*** Material provided ***
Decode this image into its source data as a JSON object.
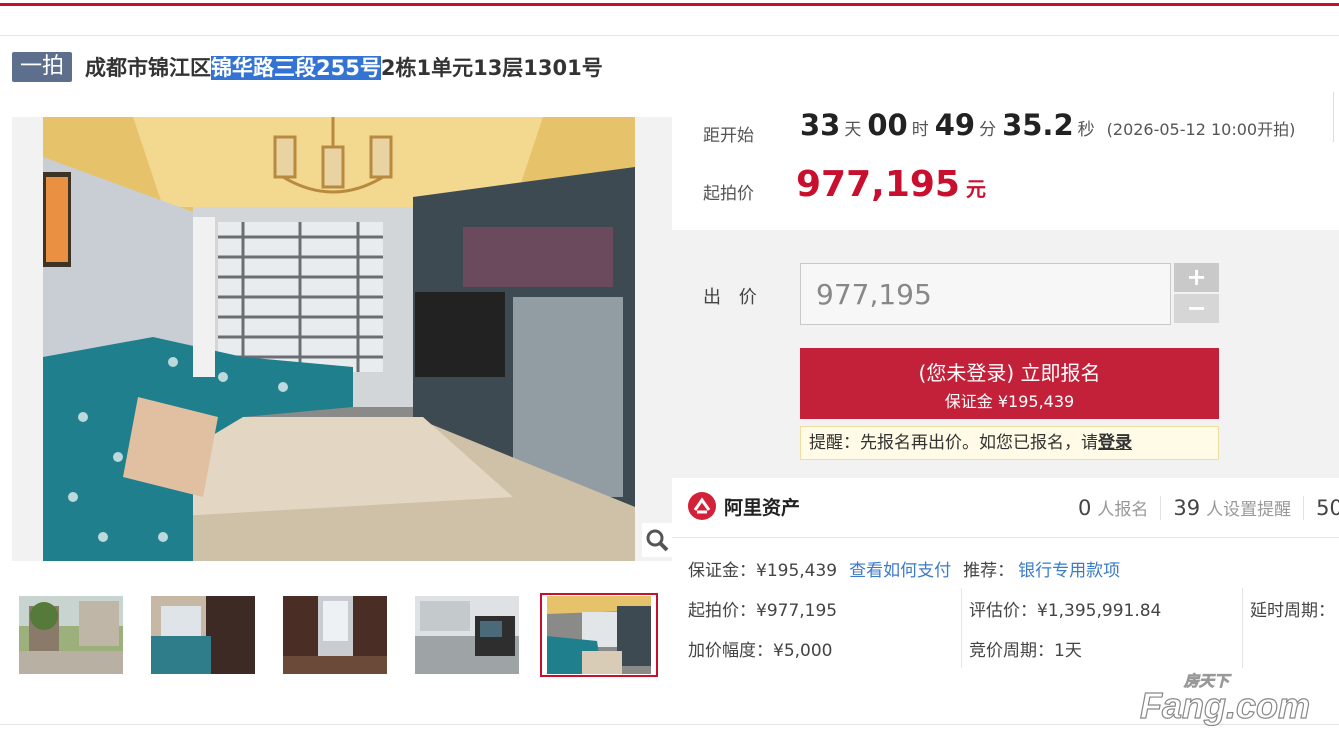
{
  "auction": {
    "tag": "一拍",
    "title_prefix": "成都市锦江区",
    "title_highlight": "锦华路三段255号",
    "title_suffix": "2栋1单元13层1301号"
  },
  "countdown": {
    "label": "距开始",
    "days": "33",
    "days_unit": "天",
    "hours": "00",
    "hours_unit": "时",
    "minutes": "49",
    "minutes_unit": "分",
    "seconds": "35.2",
    "seconds_unit": "秒",
    "start_time": "(2026-05-12 10:00开拍)"
  },
  "starting_price": {
    "label": "起拍价",
    "value": "977,195",
    "unit": "元"
  },
  "bid": {
    "label": "出 价",
    "input_value": "977,195",
    "plus": "+",
    "minus": "−",
    "signup_line1": "(您未登录) 立即报名",
    "signup_line2": "保证金 ¥195,439",
    "reminder_text": "提醒：先报名再出价。如您已报名，请",
    "reminder_link": "登录"
  },
  "ali": {
    "brand": "阿里资产",
    "signups_count": "0",
    "signups_label": "人报名",
    "reminders_count": "39",
    "reminders_label": "人设置提醒",
    "views_count": "50"
  },
  "details": {
    "deposit": "保证金：¥195,439",
    "how_to_pay": "查看如何支付",
    "recommend_label": "推荐：",
    "recommend_link": "银行专用款项",
    "start_price": "起拍价：¥977,195",
    "appraisal": "评估价：¥1,395,991.84",
    "extension": "延时周期：",
    "increment": "加价幅度：¥5,000",
    "bidding_period": "竞价周期：1天"
  },
  "watermark": {
    "line1": "房天下",
    "line2": "Fang.com"
  },
  "colors": {
    "accent": "#c8102e",
    "tag_bg": "#5d6f8c",
    "link": "#3b7bc8",
    "highlight": "#3373d4"
  }
}
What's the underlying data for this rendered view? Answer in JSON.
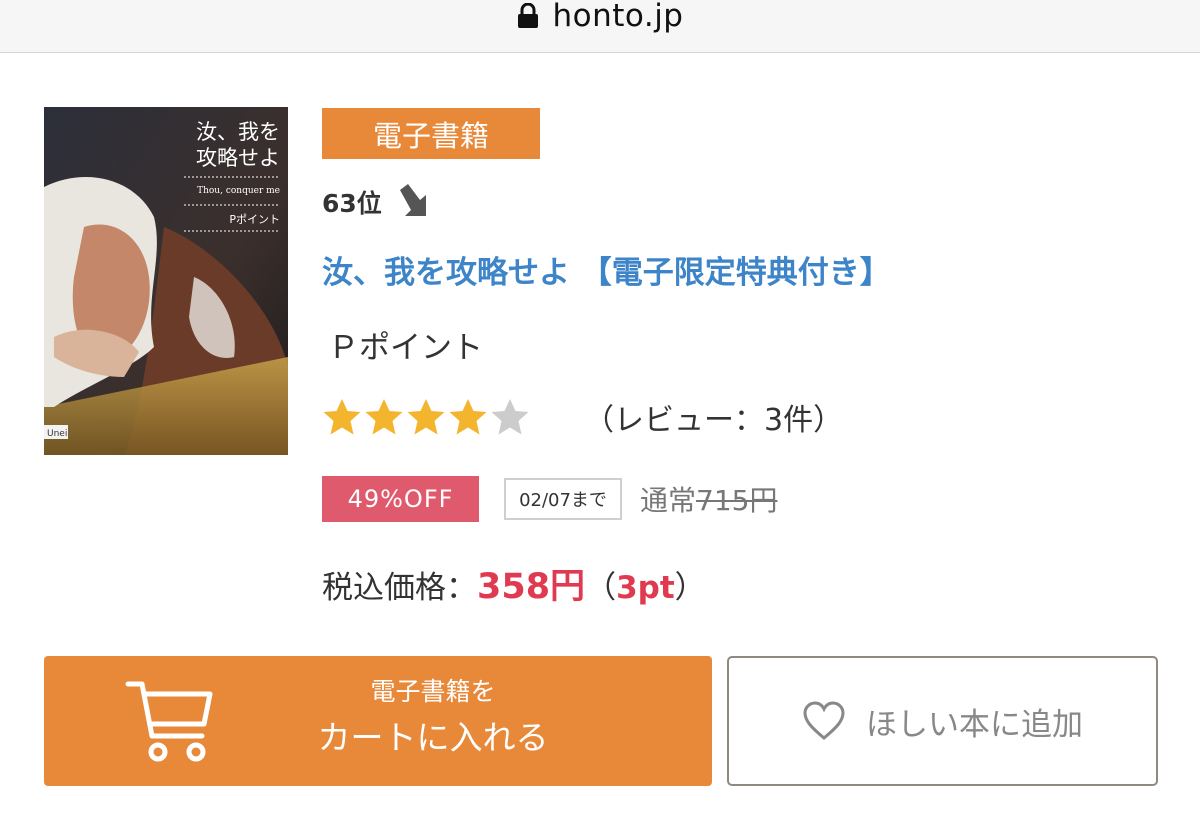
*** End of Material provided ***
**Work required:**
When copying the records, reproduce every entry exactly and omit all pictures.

**Solution for this exercise:**
Decode this image into its source data as a JSON object.
{
  "auction": {
    "tag": "一拍",
    "title_prefix": "成都市锦江区",
    "title_highlight": "锦华路三段255号",
    "title_suffix": "2栋1单元13层1301号"
  },
  "countdown": {
    "label": "距开始",
    "days": "33",
    "days_unit": "天",
    "hours": "00",
    "hours_unit": "时",
    "minutes": "49",
    "minutes_unit": "分",
    "seconds": "35.2",
    "seconds_unit": "秒",
    "start_time": "(2026-05-12 10:00开拍)"
  },
  "starting_price": {
    "label": "起拍价",
    "value": "977,195",
    "unit": "元"
  },
  "bid": {
    "label": "出 价",
    "input_value": "977,195",
    "plus": "+",
    "minus": "−",
    "signup_line1": "(您未登录) 立即报名",
    "signup_line2": "保证金 ¥195,439",
    "reminder_text": "提醒：先报名再出价。如您已报名，请",
    "reminder_link": "登录"
  },
  "ali": {
    "brand": "阿里资产",
    "signups_count": "0",
    "signups_label": "人报名",
    "reminders_count": "39",
    "reminders_label": "人设置提醒",
    "views_count": "50"
  },
  "details": {
    "deposit": "保证金：¥195,439",
    "how_to_pay": "查看如何支付",
    "recommend_label": "推荐：",
    "recommend_link": "银行专用款项",
    "start_price": "起拍价：¥977,195",
    "appraisal": "评估价：¥1,395,991.84",
    "extension": "延时周期：",
    "increment": "加价幅度：¥5,000",
    "bidding_period": "竞价周期：1天"
  },
  "watermark": {
    "line1": "房天下",
    "line2": "Fang.com"
  },
  "colors": {
    "accent": "#c8102e",
    "tag_bg": "#5d6f8c",
    "link": "#3b7bc8",
    "highlight": "#3373d4"
  }
}
What's the underlying data for this rendered view? Answer in JSON.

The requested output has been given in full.